Computing giant Dell is planning to delist and go private

15 Jan 2013

Dell is reportedly planning to go private and is in buyout discussions with two private equity firms TPG and Silver Lake. The PC and server maker lost almost a third of its value last year.

Dell, which has a market value of close to US$19bn, is understood to have approached several large banks. The deal process is being managed by JP Morgan Chase & Co.

The decision marks a shift in the fortunes of the tech industry and a realisation that computing is no longer solely about personal computers but increasingly smartphones and tablets.

The kingmakers in this new era are increasingly Apple and Google and decreasingly Microsoft and companies like Dell.

Last week, IDC reported that declines in the PC market in the traditionally lucrative Q4 sales season were worse than expected. Some 89.8m personal computers were shipped during the quarter, down almost 7pc and worse than the 4.4pc originally forecast.

However, while consumers flock to smart devices, firms like Dell and Microsoft still hold trump cards in areas like cloud computing and virtualisation.

The ability to become a private company will enable Dell to engineer its return to growth and cope with competition without quarter-by-quarter scrutiny.

Michael Dell (47) founded Dell in a University of Texas dorm room in 1984 with a US$1,000 loan from his parents.

Shares in the company jumped 13pc to close at US$12.29 on news of the potential buyout.
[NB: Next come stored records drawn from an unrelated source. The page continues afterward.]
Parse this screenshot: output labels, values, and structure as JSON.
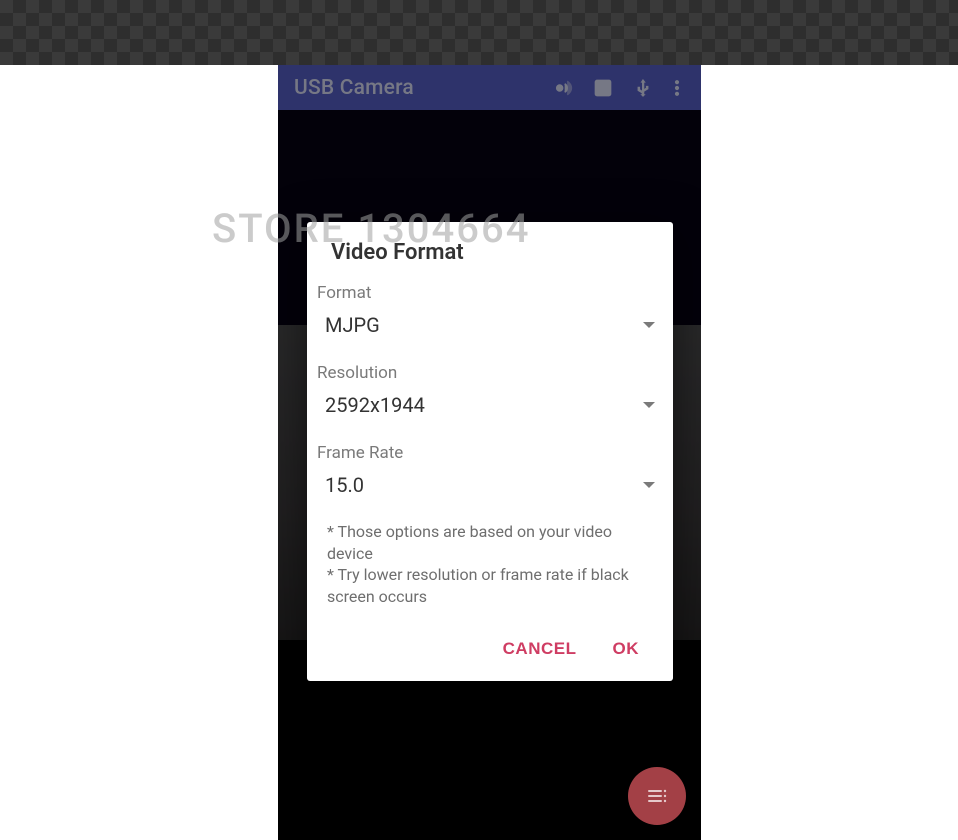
{
  "watermark": "STORE 1304664",
  "appbar": {
    "title": "USB Camera",
    "icons": {
      "motion": "motion-icon",
      "exposure": "exposure-icon",
      "usb": "usb-icon",
      "more": "more-vert-icon"
    }
  },
  "dialog": {
    "title": "Video Format",
    "format": {
      "label": "Format",
      "value": "MJPG"
    },
    "resolution": {
      "label": "Resolution",
      "value": "2592x1944"
    },
    "framerate": {
      "label": "Frame Rate",
      "value": "15.0"
    },
    "hint1": "* Those options are based on your video device",
    "hint2": "* Try lower resolution or frame rate if black screen occurs",
    "cancel": "CANCEL",
    "ok": "OK"
  },
  "accent_color": "#cf3d63"
}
John Kennedy is a journalist who served as editor of Silicon Republic for 17 years